[PROBLEM DETAILS]
Keep only those lines of the records that include the string "selected".

[EXTRACTED RECORDS]

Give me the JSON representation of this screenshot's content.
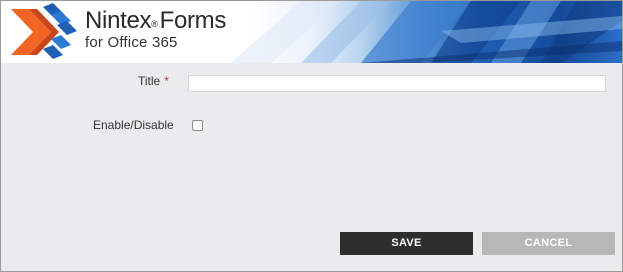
{
  "banner": {
    "brand_name": "Nintex",
    "brand_mark": "®",
    "product_name": "Forms",
    "subtitle": "for Office 365",
    "logo_icon": "nintex-chevron-logo-icon"
  },
  "form": {
    "title_label": "Title",
    "required_marker": "*",
    "title_value": "",
    "enable_label": "Enable/Disable",
    "enable_checked": false
  },
  "actions": {
    "save_label": "SAVE",
    "cancel_label": "CANCEL"
  },
  "colors": {
    "save_bg": "#2e2e2e",
    "cancel_bg": "#b7b7b7",
    "required": "#e02424",
    "logo_orange": "#f26522",
    "logo_blue": "#1f5fb4"
  }
}
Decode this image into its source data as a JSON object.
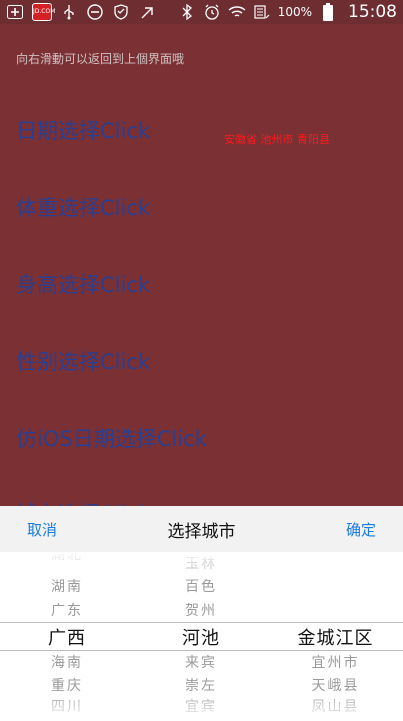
{
  "status_bar": {
    "app_icon_label": "JD.COM",
    "battery_text": "100%",
    "time": "15:08"
  },
  "screen": {
    "hint": "向右滑動可以返回到上個界面哦",
    "items": [
      "日期选择Click",
      "体重选择Click",
      "身高选择Click",
      "性别选择Click",
      "仿iOS日期选择Click",
      "城市选择Click"
    ],
    "result": "安徽省 池州市 青阳县"
  },
  "picker": {
    "cancel_label": "取消",
    "title": "选择城市",
    "confirm_label": "确定",
    "province": {
      "above": [
        "湖北",
        "湖南",
        "广东"
      ],
      "selected": "广西",
      "below": [
        "海南",
        "重庆",
        "四川"
      ]
    },
    "city": {
      "above": [
        "玉林",
        "百色",
        "贺州"
      ],
      "selected": "河池",
      "below": [
        "来宾",
        "崇左",
        "宜宾"
      ]
    },
    "district": {
      "above": [],
      "selected": "金城江区",
      "below": [
        "宜州市",
        "天峨县",
        "凤山县"
      ]
    }
  }
}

[WORKED SOLUTION]
      "selected": "广西",
      "selected": "河池",
      "selected": "金城江区",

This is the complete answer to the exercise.